Short of any virtuous intentions and idealism the Czech counterpart harbors, Petrova paints her protagonist as an anti-heroine taking advantage, if not outright exploiting, her clients, most of whom suffer from various ailments related to dementia. The social group that is being victimized offers easily reachable opportunities, turning the viewing experience even more gut-wrenching and harrowing, as the Austrian iconoclast Ulrich Seidl has shown in the infamous scenes from the geriatric ward in Import/Export . Petrova does not add more oil to the fire, although the motif of the perils of old age bears undoubtedly a much wider and more universal statement in Godless.
Petrova embodies the disillusion of economically and socially limping Eastern European countries frozen in post-industrial gloom in a tight grip, and distills it illustriously through the character of Gana, equally archetypically as well as psychologically chiseled. Meanwhile, Ivanova's striking performance, based on passiveness and blank stares, channels the ultimate resignation. The nurse's anti-heroine image thus stems from the choice to succumb to the prevailing marasmus.
Another Czech film, We Are Never Alone by Petr Václav, tackled the very same condition through its male characters, who capitulated in favor of passiveness and wallowed in nihilism, more unwilling than incompetent to act against it. The thematic overlapping of both films (and several others) only confirms the shared universal and alarming endemic condition across the nations.
In the desolate setting of Godless, the answer does not sound as misplaced. On the contrary, the terse reply, maybe one of the most austere yet civic celebrations of the triumph of human will, revives Gana´s numb senses the same way Yoan's (Orthodox Christian) choir does. The transcendental power of angelic voices reminds the protagonist of things beyond the murky cesspool of poverty, sickness and despair.
It is this kind of spirituality, freed from the shackles of organized religion, that eventually awakens a tiny piece of joy in Gana, the same way that the disturbing corporeality of Rúnar Rúnnarson's Sparrows is overcome by the protagonist singing and Iceland's pristine vistas.
Even though Ivanova has the largest amount of screen time, the director reserved a space to smear corruption in a scathing portrayal of the country's rotten political system, where people who are supposed to protect and assure justice are basically raping it on running basis without frowning a brow. The director´s indictment is more urgent, as the disintegration that eventually affects the whole society, not only working class of a provincial town, runs to the upper echelons of the apparatus.

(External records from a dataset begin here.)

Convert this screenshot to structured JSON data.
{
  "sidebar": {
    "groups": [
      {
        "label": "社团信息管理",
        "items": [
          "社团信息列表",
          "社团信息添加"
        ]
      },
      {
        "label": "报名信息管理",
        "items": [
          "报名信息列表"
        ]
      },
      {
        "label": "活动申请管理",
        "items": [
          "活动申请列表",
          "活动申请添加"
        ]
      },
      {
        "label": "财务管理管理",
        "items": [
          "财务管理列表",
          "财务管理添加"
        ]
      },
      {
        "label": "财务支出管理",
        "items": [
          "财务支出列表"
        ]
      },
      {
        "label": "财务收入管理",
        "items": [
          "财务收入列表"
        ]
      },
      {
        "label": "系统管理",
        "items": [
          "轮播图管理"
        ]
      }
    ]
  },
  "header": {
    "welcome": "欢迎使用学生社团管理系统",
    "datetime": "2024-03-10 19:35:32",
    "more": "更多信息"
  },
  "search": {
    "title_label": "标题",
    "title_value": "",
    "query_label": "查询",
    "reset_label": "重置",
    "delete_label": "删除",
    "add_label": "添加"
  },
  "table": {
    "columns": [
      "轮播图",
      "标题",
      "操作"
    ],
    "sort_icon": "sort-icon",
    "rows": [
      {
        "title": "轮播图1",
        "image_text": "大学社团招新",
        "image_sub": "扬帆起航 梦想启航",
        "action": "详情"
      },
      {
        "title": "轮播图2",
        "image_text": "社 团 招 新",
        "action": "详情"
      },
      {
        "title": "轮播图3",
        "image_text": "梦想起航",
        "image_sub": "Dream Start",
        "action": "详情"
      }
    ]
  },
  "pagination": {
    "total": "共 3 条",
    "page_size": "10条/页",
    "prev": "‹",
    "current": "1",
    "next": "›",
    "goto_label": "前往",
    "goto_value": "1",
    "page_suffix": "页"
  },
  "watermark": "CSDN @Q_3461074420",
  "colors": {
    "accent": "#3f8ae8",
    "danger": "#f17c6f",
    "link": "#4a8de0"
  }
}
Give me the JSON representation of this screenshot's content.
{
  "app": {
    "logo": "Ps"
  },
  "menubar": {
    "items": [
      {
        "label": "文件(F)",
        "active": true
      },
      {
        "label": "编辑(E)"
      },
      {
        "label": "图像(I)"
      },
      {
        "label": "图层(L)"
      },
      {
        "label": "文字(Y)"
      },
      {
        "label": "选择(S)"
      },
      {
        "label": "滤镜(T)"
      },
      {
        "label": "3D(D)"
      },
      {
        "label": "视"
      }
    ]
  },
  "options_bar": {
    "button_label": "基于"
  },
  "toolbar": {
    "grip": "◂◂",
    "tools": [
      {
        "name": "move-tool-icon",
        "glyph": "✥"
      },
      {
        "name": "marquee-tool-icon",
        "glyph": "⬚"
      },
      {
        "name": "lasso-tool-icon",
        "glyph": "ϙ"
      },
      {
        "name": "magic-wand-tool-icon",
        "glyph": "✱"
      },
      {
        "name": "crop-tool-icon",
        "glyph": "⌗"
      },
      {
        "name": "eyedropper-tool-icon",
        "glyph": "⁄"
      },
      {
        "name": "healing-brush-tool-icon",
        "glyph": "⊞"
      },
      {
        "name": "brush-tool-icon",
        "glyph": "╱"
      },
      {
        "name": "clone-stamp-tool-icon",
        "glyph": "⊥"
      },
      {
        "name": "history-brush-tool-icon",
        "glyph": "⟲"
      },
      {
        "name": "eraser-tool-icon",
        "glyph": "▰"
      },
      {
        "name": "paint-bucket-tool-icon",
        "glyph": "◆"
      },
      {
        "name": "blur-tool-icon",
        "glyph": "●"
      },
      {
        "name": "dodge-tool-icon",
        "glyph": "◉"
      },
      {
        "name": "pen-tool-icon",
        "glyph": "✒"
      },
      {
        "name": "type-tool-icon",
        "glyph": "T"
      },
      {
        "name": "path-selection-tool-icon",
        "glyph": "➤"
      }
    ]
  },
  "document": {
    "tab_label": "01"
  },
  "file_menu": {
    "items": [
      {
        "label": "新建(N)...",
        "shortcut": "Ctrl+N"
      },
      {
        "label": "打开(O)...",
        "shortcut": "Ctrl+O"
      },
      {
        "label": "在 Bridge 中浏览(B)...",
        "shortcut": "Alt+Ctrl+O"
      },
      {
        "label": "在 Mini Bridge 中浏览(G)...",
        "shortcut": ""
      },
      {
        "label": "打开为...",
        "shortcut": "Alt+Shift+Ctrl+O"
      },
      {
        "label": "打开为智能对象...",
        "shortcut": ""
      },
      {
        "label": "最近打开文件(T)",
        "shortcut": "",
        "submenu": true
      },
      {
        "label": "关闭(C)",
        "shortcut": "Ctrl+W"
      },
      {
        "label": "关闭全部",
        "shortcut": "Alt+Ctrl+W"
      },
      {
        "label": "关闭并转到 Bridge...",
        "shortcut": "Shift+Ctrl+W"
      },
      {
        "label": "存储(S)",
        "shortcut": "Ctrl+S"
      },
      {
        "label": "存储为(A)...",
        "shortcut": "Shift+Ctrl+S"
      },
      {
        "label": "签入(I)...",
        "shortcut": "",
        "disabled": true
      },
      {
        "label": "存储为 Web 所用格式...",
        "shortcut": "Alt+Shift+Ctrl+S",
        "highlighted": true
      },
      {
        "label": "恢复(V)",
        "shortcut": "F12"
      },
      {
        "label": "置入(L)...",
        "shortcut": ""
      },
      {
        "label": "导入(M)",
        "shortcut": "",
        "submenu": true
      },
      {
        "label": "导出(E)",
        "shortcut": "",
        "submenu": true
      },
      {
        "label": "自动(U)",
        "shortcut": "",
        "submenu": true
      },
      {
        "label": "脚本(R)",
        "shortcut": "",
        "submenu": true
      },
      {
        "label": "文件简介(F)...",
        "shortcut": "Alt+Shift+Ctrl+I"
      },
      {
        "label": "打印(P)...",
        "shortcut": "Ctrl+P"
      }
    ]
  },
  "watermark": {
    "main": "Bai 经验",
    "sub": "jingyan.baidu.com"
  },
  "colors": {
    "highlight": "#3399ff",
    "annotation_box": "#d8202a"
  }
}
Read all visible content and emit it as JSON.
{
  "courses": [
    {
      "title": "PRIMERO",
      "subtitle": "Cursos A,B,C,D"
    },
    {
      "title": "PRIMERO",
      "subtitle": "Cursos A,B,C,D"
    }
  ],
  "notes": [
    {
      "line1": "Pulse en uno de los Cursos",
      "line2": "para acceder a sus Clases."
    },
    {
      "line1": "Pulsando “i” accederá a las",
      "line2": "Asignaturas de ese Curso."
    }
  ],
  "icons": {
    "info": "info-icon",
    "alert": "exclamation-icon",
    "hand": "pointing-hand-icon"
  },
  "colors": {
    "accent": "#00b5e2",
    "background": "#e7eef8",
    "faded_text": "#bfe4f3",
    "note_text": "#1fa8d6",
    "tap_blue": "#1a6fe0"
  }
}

The art production and locations pungently invoke the general atmosphere of moral decay and omnipresent daily misery through a bare bone aesthetics that could be simply described as Eastern European dystopia. A necrotizing post-industrial town past its prime, riddled with concrete chunks of the Communist era architecture dilapidating along washed out interiors of decades ago form an overwhelming visual cacophony of disintegration, forsakenness, hopelessness and dehumanization, sprinkled with a suffocating spleen.
A similarly socially-conscious venture was explored in The Lesson, a poverty porn thriller by Bulgarian tandem Petar Valchanov and Kristina Grozeva. Although poverty is still a factor in Godless, not as a catalyst but as a mundane reality, Petrova shifts the lens to deliver a moral thriller in the frame of a social drama, wielding the minimalistic and raw style to a piercing and lasting effect. It may seem that Petrova beats vigorously the very same drum as her predecessors did, but she makes sure to bring her own notes.